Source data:
- - - - - - -

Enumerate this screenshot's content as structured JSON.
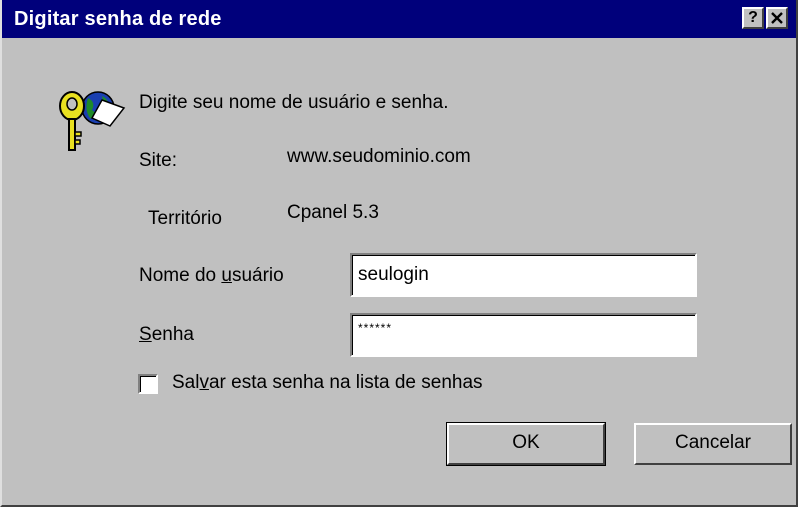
{
  "window": {
    "title": "Digitar senha de rede",
    "help_button": "?",
    "accent_color": "#00007b"
  },
  "dialog": {
    "prompt": "Digite seu nome de usuário e senha.",
    "site_label": "Site:",
    "site_value": "www.seudominio.com",
    "territory_label": "Território",
    "territory_value": "Cpanel 5.3",
    "user_label_pre": "Nome do ",
    "user_label_ul": "u",
    "user_label_post": "suário",
    "user_value": "seulogin",
    "password_label_ul": "S",
    "password_label_post": "enha",
    "password_value": "******",
    "save_label_pre": "Sal",
    "save_label_ul": "v",
    "save_label_post": "ar esta senha na lista de senhas",
    "save_checked": false,
    "ok_label": "OK",
    "cancel_label": "Cancelar"
  },
  "icons": {
    "dialog_icon": "key-globe-icon",
    "close": "close-icon",
    "help": "help-icon"
  }
}
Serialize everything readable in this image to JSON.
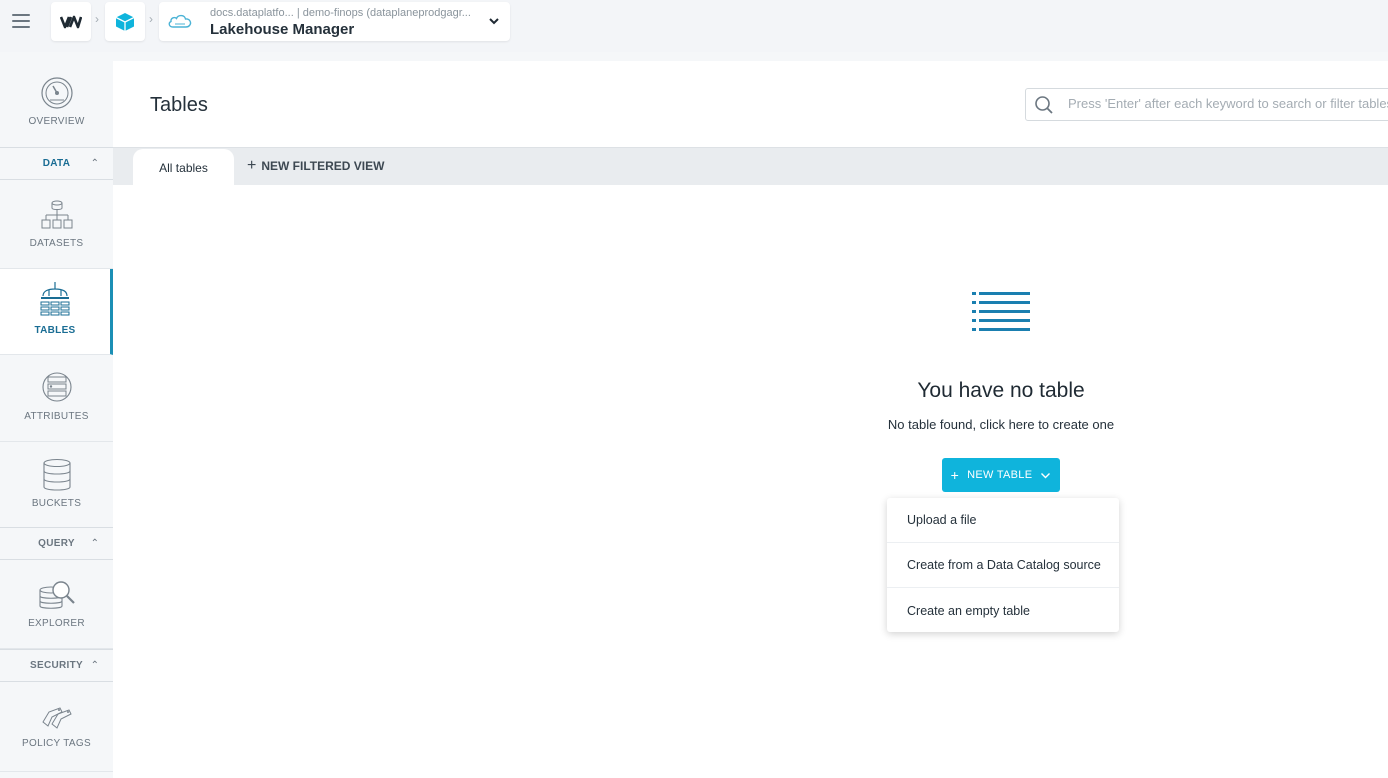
{
  "topbar": {
    "project_path": "docs.dataplatfo... | demo-finops (dataplaneprodgagr...",
    "project_name": "Lakehouse Manager"
  },
  "sidebar": {
    "overview": "OVERVIEW",
    "sections": {
      "data": "DATA",
      "query": "QUERY",
      "security": "SECURITY"
    },
    "items": {
      "datasets": "DATASETS",
      "tables": "TABLES",
      "attributes": "ATTRIBUTES",
      "buckets": "BUCKETS",
      "explorer": "EXPLORER",
      "policy_tags": "POLICY TAGS"
    },
    "active": "tables"
  },
  "main": {
    "title": "Tables",
    "search_placeholder": "Press 'Enter' after each keyword to search or filter tables",
    "tabs": {
      "active": "All tables",
      "new_view": "NEW FILTERED VIEW"
    },
    "empty": {
      "title": "You have no table",
      "subtitle": "No table found, click here to create one"
    },
    "new_table_button": "NEW TABLE",
    "menu": [
      "Upload a file",
      "Create from a Data Catalog source",
      "Create an empty table"
    ]
  },
  "colors": {
    "accent": "#0fb4dc",
    "active_nav": "#1a6d94"
  }
}
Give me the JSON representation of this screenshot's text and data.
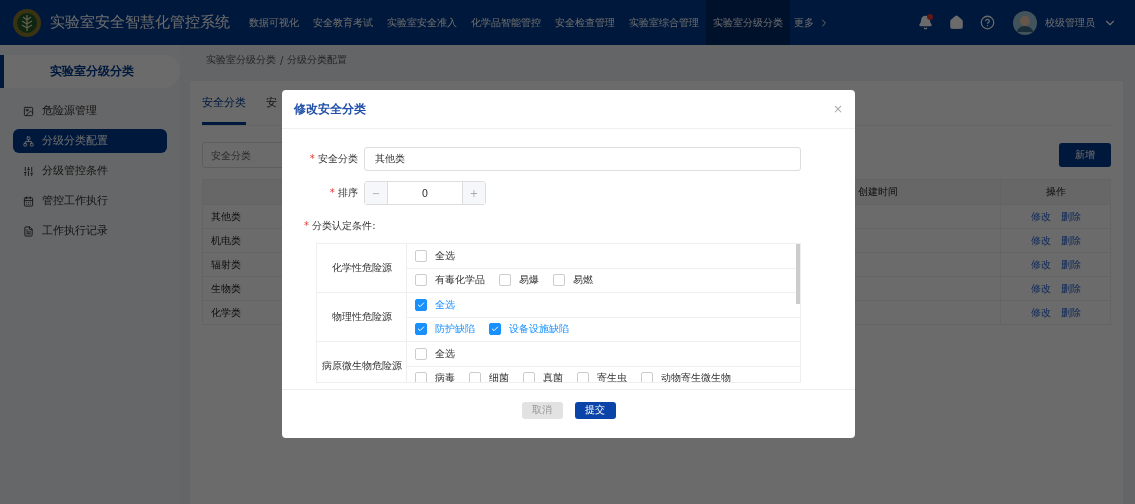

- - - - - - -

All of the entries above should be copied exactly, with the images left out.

Enumerate this screenshot's content as structured JSON.
{
  "window": {
    "title": "Digitar senha de rede",
    "help_button": "?",
    "accent_color": "#00007b"
  },
  "dialog": {
    "prompt": "Digite seu nome de usuário e senha.",
    "site_label": "Site:",
    "site_value": "www.seudominio.com",
    "territory_label": "Território",
    "territory_value": "Cpanel 5.3",
    "user_label_pre": "Nome do ",
    "user_label_ul": "u",
    "user_label_post": "suário",
    "user_value": "seulogin",
    "password_label_ul": "S",
    "password_label_post": "enha",
    "password_value": "******",
    "save_label_pre": "Sal",
    "save_label_ul": "v",
    "save_label_post": "ar esta senha na lista de senhas",
    "save_checked": false,
    "ok_label": "OK",
    "cancel_label": "Cancelar"
  },
  "icons": {
    "dialog_icon": "key-globe-icon",
    "close": "close-icon",
    "help": "help-icon"
  }
}
Serialize everything readable in this image to JSON.
{
  "topbar": {
    "project_path": "docs.dataplatfo... | demo-finops (dataplaneprodgagr...",
    "project_name": "Lakehouse Manager"
  },
  "sidebar": {
    "overview": "OVERVIEW",
    "sections": {
      "data": "DATA",
      "query": "QUERY",
      "security": "SECURITY"
    },
    "items": {
      "datasets": "DATASETS",
      "tables": "TABLES",
      "attributes": "ATTRIBUTES",
      "buckets": "BUCKETS",
      "explorer": "EXPLORER",
      "policy_tags": "POLICY TAGS"
    },
    "active": "tables"
  },
  "main": {
    "title": "Tables",
    "search_placeholder": "Press 'Enter' after each keyword to search or filter tables",
    "tabs": {
      "active": "All tables",
      "new_view": "NEW FILTERED VIEW"
    },
    "empty": {
      "title": "You have no table",
      "subtitle": "No table found, click here to create one"
    },
    "new_table_button": "NEW TABLE",
    "menu": [
      "Upload a file",
      "Create from a Data Catalog source",
      "Create an empty table"
    ]
  },
  "colors": {
    "accent": "#0fb4dc",
    "active_nav": "#1a6d94"
  }
}
Give me the JSON representation of this screenshot's text and data.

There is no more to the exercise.